Let's talk a little bit more about this impact, OK? This is a computer model that we get from the government. And what this does is it assesses wind damage. So this doesn't include the damage from things like storm surge or those rough waves coming in or anything like that, or the flooding that we're expecting, which there will be a lot of. This is just primarily wind. And we're expecting that anywhere between 35 to 40 million people are going to be impacted with 50-plus-mile-per-hour winds.

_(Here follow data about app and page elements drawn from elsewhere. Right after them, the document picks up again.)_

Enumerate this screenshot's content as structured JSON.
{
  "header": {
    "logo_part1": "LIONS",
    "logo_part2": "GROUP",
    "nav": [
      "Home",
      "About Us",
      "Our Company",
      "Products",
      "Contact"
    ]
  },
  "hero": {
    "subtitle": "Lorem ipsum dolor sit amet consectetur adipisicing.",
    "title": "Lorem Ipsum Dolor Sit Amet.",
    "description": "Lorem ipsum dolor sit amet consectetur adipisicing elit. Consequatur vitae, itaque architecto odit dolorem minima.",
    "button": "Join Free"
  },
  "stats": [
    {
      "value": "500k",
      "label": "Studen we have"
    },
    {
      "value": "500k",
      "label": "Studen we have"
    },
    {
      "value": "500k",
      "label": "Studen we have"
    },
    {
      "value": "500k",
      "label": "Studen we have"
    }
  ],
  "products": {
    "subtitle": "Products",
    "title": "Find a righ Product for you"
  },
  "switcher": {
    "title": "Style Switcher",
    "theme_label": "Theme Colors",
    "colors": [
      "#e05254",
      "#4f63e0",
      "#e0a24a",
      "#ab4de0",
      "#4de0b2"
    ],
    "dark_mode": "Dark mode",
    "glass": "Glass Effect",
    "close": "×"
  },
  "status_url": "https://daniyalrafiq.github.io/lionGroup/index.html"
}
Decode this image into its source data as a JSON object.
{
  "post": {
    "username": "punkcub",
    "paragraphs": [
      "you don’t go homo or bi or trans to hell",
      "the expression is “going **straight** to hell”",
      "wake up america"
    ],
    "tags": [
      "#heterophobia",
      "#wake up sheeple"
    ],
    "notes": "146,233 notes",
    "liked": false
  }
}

So most of the damage then is going to be occurring on when we call the "bad side" of the storm or the dirty side of the storm. As the storm travels up to the north, the winds accelerate in the right front quadrant. And on the back side of it, the winds are a little bit weaker. So you can see as the path goes through, much of that damage up towards the coast. SO that was up towards Norfolk.

One thing to point out here as you head up towards the mid-Atlantic, towards Washington, D.C. -- look at that. They're not even in the low range of $100,000 in terms of damage. However, we do still expect to see some tree damage there and some power outages.

Take a look up towards Philadelphia, again, the worst of it over here into Jersey. As we head on up towards New York City, that's where we're going to see some of the worst of it over here into Long Island, over towards the Hamptons, into Montauk, New York City itself looking around less than $100,000. But as much as a million dollars worth of damage as you head up into parts of Massachusetts and into Rhode Island.

So this is a massive storm, total economic losses potentially $1.1 billion. That's a whole lot of damage for a whole lot of people.

WHITFIELD: It sure is, and it'll have a ripple effect in so many different ways. We're going to get back into that a little bit later on.

Thanks so much, Jacqui Jeras. Appreciate that.

Our live coverage of Hurricane Irene continues in just two minutes.